Return all the lines below exactly as written. Drop every picture.

Interface dataset entries:
Content starts
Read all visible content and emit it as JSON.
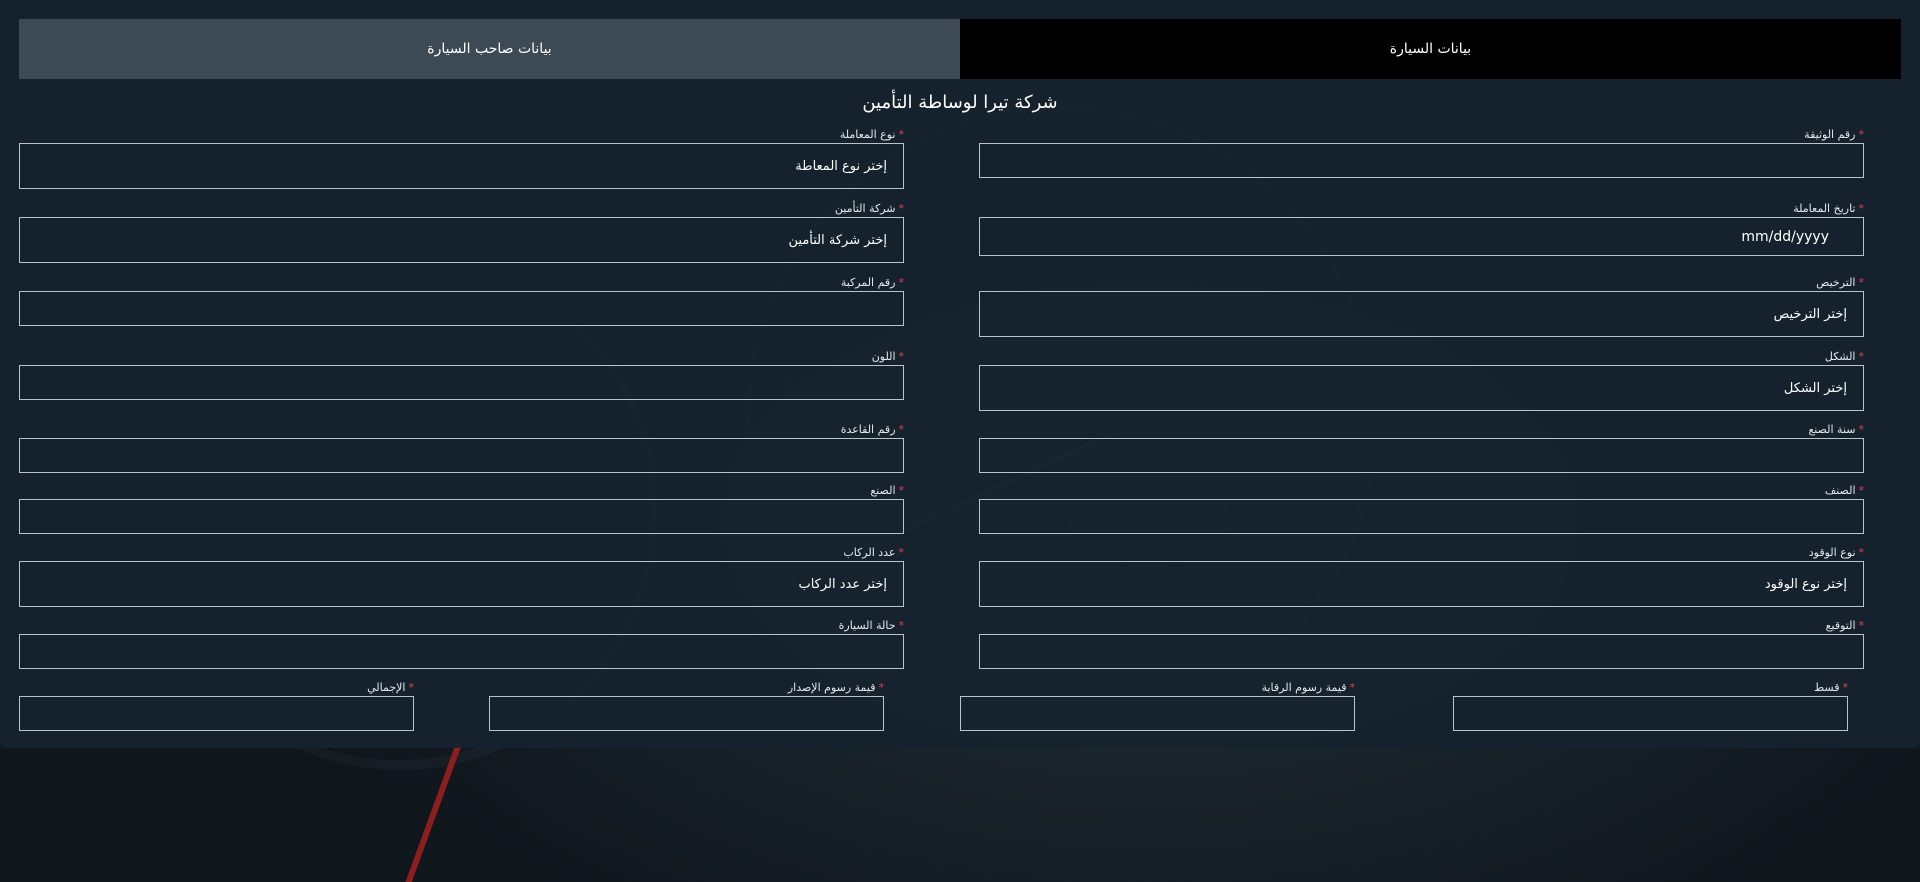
{
  "tabs": {
    "car_data": "بيانات السيارة",
    "owner_data": "بيانات صاحب السيارة"
  },
  "company_title": "شركة تيرا لوساطة التأمين",
  "right_column": {
    "document_number": {
      "label": "رقم الوثيقة",
      "value": ""
    },
    "transaction_date": {
      "label": "تاريخ المعاملة",
      "value": "mm/dd/yyyy"
    },
    "license": {
      "label": "الترخيص",
      "value": "إختر الترخيص"
    },
    "shape": {
      "label": "الشكل",
      "value": "إختر الشكل"
    },
    "manufacture_year": {
      "label": "سنة الصنع",
      "value": ""
    },
    "category": {
      "label": "الصنف",
      "value": ""
    },
    "fuel_type": {
      "label": "نوع الوقود",
      "value": "إختر نوع الوقود"
    },
    "signature": {
      "label": "التوقيع",
      "value": ""
    }
  },
  "left_column": {
    "transaction_type": {
      "label": "نوع المعاملة",
      "value": "إختر نوع المعاطة"
    },
    "insurance_company": {
      "label": "شركة التأمين",
      "value": "إختر شركة التأمين"
    },
    "vehicle_number": {
      "label": "رقم المركبة",
      "value": ""
    },
    "color": {
      "label": "اللون",
      "value": ""
    },
    "chassis_number": {
      "label": "رقم القاعدة",
      "value": ""
    },
    "make": {
      "label": "الصنع",
      "value": ""
    },
    "passengers": {
      "label": "عدد الركاب",
      "value": "إختر عدد الركاب"
    },
    "car_status": {
      "label": "حالة السيارة",
      "value": ""
    }
  },
  "bottom_row": {
    "installment": {
      "label": "قسط",
      "value": ""
    },
    "inspection_fee": {
      "label": "قيمة رسوم الرقابة",
      "value": ""
    },
    "issuance_fee": {
      "label": "قيمة رسوم الإصدار",
      "value": ""
    },
    "total": {
      "label": "الإجمالي",
      "value": ""
    }
  },
  "required_mark": "*",
  "colors": {
    "panel": "#15222e",
    "active_tab": "#000000",
    "inactive_tab": "#3b4a54",
    "required": "#e0404c",
    "border": "#b9c3ca"
  }
}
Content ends
Output
Read all visible content and emit it as JSON.
{
  "tabs": {
    "car_data": "بيانات السيارة",
    "owner_data": "بيانات صاحب السيارة"
  },
  "company_title": "شركة تيرا لوساطة التأمين",
  "right_column": {
    "document_number": {
      "label": "رقم الوثيقة",
      "value": ""
    },
    "transaction_date": {
      "label": "تاريخ المعاملة",
      "value": "mm/dd/yyyy"
    },
    "license": {
      "label": "الترخيص",
      "value": "إختر الترخيص"
    },
    "shape": {
      "label": "الشكل",
      "value": "إختر الشكل"
    },
    "manufacture_year": {
      "label": "سنة الصنع",
      "value": ""
    },
    "category": {
      "label": "الصنف",
      "value": ""
    },
    "fuel_type": {
      "label": "نوع الوقود",
      "value": "إختر نوع الوقود"
    },
    "signature": {
      "label": "التوقيع",
      "value": ""
    }
  },
  "left_column": {
    "transaction_type": {
      "label": "نوع المعاملة",
      "value": "إختر نوع المعاطة"
    },
    "insurance_company": {
      "label": "شركة التأمين",
      "value": "إختر شركة التأمين"
    },
    "vehicle_number": {
      "label": "رقم المركبة",
      "value": ""
    },
    "color": {
      "label": "اللون",
      "value": ""
    },
    "chassis_number": {
      "label": "رقم القاعدة",
      "value": ""
    },
    "make": {
      "label": "الصنع",
      "value": ""
    },
    "passengers": {
      "label": "عدد الركاب",
      "value": "إختر عدد الركاب"
    },
    "car_status": {
      "label": "حالة السيارة",
      "value": ""
    }
  },
  "bottom_row": {
    "installment": {
      "label": "قسط",
      "value": ""
    },
    "inspection_fee": {
      "label": "قيمة رسوم الرقابة",
      "value": ""
    },
    "issuance_fee": {
      "label": "قيمة رسوم الإصدار",
      "value": ""
    },
    "total": {
      "label": "الإجمالي",
      "value": ""
    }
  },
  "required_mark": "*",
  "colors": {
    "panel": "#15222e",
    "active_tab": "#000000",
    "inactive_tab": "#3b4a54",
    "required": "#e0404c",
    "border": "#b9c3ca"
  }
}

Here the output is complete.